English Questions : Idioms for all banking exams – Set 17
Welcome to Online English Section with explanation in AffairsCloud.com. Here we are providing here some important idioms and phrases, which is BASED ON IBPS PO/CLERK/LIC AAO/RRB & SSC CGL EXAM and other competitive exams.
Idioms and Phrases
on one’s toes: alert, cautious
This idiom is usually used with the verbs stay and keep.
- It’s important for all the players on a soccer team to stay on their toes.
- We’d better keep on our toes while we’re walking along the dark portions of this street.
to get along: to make progress; to manage to live in a certain state of health
- o Juan is getting along very well in his English studies.
- o How is Mr. Richards getting along after his long illness?
hard of hearing: partially deaf, not able to hear well
- You’ll have to speak a little louder. Mrs. Evans is hard of hearing.
- Please don’t shout. I’m not hard of hearing.
- Listening to loud music too much can make you hard of hearing.
to see eye to eye: to agree, to concur
- I’m glad that we see eye to eye on the matter of the conference location.
- A husband and wife don’t always see eye to eye with each other, but a good marriage can survive small disagreements.
to have in mind: to be considering, to be thinking.
- I don’t want to see a movie now. I have in mind going to the park.
- It’s up to you what we eat tonight. Do you have anything in mind?
to keep in mind: to remember, not to forget (also: to bear in mind)
- I didn’t know that Paula doesn’t like vegetables. We should bear that in mind next time we invite her for dinner.
- Please keep in mind that you promised to call Stan around noon.
for once: this one time, for only one time
- For once I was able to win a game of golf against Steve, who is a much better player than I am.
- Dad, for once would you please let me drive the new car?
to go off: to explode; to sound as an alarm; to leave suddenly without explanation
- The accident happened when a box of firecrackers went off accidentally.
- For what time did you set the alarm clock to go off tomorrow morning?
- Vince went off without saying good-bye to anybody; I hope he wasn’t angry.
to grow out of: to outgrow, to become too old for; to be a result of
- He still bites his nails now and then, but soon he’ll grow out of the habit.
- The need for the salary committee grew out of worker dissatisfaction with the pay scale.
to make the best of: to do the best that one can in a poor situation
- If we can’t find a larger apartment soon, we’ll just have to make the best of it right here.
- Even though the Martinez family is having financial problems, they make the best of everything by enjoying the simple pleasures of life.

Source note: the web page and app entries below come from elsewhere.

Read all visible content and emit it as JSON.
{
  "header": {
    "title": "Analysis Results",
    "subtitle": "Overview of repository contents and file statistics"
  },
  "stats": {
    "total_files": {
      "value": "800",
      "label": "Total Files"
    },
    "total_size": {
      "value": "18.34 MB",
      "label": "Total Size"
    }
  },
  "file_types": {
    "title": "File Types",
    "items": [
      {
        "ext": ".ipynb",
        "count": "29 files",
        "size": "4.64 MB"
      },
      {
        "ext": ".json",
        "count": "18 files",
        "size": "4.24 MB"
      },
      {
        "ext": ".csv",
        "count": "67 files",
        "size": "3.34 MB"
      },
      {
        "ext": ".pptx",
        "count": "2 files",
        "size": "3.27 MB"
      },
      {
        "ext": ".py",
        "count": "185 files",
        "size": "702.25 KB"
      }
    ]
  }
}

to cut off: to shorten by cutting the ends; to disconnect or stop suddenly
- The rope was two feet longer than we needed, so we cut off the extra length.
- The operator cut our long-distance phone conversation off after two minutes.
to cut out: to remove by cutting ; to stop doing something (for the second definition, also: to knock it off)
For the second definition, the idiom is usually separated by the pronoun it.
- The child likes to cut out pictures form the newspaper and to paste them in a notebook.
- He kept bothering her, so finally she told him to cut it out. However, he wouldn’t knock it off until her larger brother appeared.